- _WORK INSTRUCTIONS_
The lines below should be written out again in full, exactly as they are.

- _DATA LISTING_
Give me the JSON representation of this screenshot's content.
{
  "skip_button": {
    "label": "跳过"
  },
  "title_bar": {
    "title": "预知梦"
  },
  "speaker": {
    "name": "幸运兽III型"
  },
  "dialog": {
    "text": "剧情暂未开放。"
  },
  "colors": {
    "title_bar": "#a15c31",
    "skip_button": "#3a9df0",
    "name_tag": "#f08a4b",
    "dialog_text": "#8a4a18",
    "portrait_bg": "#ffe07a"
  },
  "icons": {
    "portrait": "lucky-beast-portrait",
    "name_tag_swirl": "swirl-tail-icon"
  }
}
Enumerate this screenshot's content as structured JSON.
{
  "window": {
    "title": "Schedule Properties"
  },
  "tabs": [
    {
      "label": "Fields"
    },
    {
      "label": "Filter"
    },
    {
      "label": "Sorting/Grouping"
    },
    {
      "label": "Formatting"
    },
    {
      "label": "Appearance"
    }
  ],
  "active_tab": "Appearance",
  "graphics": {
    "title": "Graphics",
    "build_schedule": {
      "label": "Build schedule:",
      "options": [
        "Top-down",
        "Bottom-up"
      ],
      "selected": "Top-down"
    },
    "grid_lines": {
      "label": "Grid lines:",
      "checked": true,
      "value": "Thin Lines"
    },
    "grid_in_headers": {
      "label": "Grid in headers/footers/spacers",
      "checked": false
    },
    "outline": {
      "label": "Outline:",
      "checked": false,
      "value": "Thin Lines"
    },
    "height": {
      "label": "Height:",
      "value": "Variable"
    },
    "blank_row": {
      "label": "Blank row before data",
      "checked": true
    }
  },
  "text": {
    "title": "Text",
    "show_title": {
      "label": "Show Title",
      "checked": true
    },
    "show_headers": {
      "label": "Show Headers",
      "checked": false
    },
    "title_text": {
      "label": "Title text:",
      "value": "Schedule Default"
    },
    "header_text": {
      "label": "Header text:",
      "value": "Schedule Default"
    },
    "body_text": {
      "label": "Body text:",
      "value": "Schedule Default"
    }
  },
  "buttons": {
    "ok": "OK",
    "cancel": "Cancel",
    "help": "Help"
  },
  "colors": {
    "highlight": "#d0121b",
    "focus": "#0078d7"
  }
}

- _EXERCISE RESPONSE_
Give me the JSON representation of this screenshot's content.
{
  "skip_button": {
    "label": "跳过"
  },
  "title_bar": {
    "title": "预知梦"
  },
  "speaker": {
    "name": "幸运兽III型"
  },
  "dialog": {
    "text": "剧情暂未开放。"
  },
  "colors": {
    "title_bar": "#a15c31",
    "skip_button": "#3a9df0",
    "name_tag": "#f08a4b",
    "dialog_text": "#8a4a18",
    "portrait_bg": "#ffe07a"
  },
  "icons": {
    "portrait": "lucky-beast-portrait",
    "name_tag_swirl": "swirl-tail-icon"
  }
}
Enumerate this screenshot's content as structured JSON.
{
  "window": {
    "title": "Schedule Properties"
  },
  "tabs": [
    {
      "label": "Fields"
    },
    {
      "label": "Filter"
    },
    {
      "label": "Sorting/Grouping"
    },
    {
      "label": "Formatting"
    },
    {
      "label": "Appearance"
    }
  ],
  "active_tab": "Appearance",
  "graphics": {
    "title": "Graphics",
    "build_schedule": {
      "label": "Build schedule:",
      "options": [
        "Top-down",
        "Bottom-up"
      ],
      "selected": "Top-down"
    },
    "grid_lines": {
      "label": "Grid lines:",
      "checked": true,
      "value": "Thin Lines"
    },
    "grid_in_headers": {
      "label": "Grid in headers/footers/spacers",
      "checked": false
    },
    "outline": {
      "label": "Outline:",
      "checked": false,
      "value": "Thin Lines"
    },
    "height": {
      "label": "Height:",
      "value": "Variable"
    },
    "blank_row": {
      "label": "Blank row before data",
      "checked": true
    }
  },
  "text": {
    "title": "Text",
    "show_title": {
      "label": "Show Title",
      "checked": true
    },
    "show_headers": {
      "label": "Show Headers",
      "checked": false
    },
    "title_text": {
      "label": "Title text:",
      "value": "Schedule Default"
    },
    "header_text": {
      "label": "Header text:",
      "value": "Schedule Default"
    },
    "body_text": {
      "label": "Body text:",
      "value": "Schedule Default"
    }
  },
  "buttons": {
    "ok": "OK",
    "cancel": "Cancel",
    "help": "Help"
  },
  "colors": {
    "highlight": "#d0121b",
    "focus": "#0078d7"
  }
}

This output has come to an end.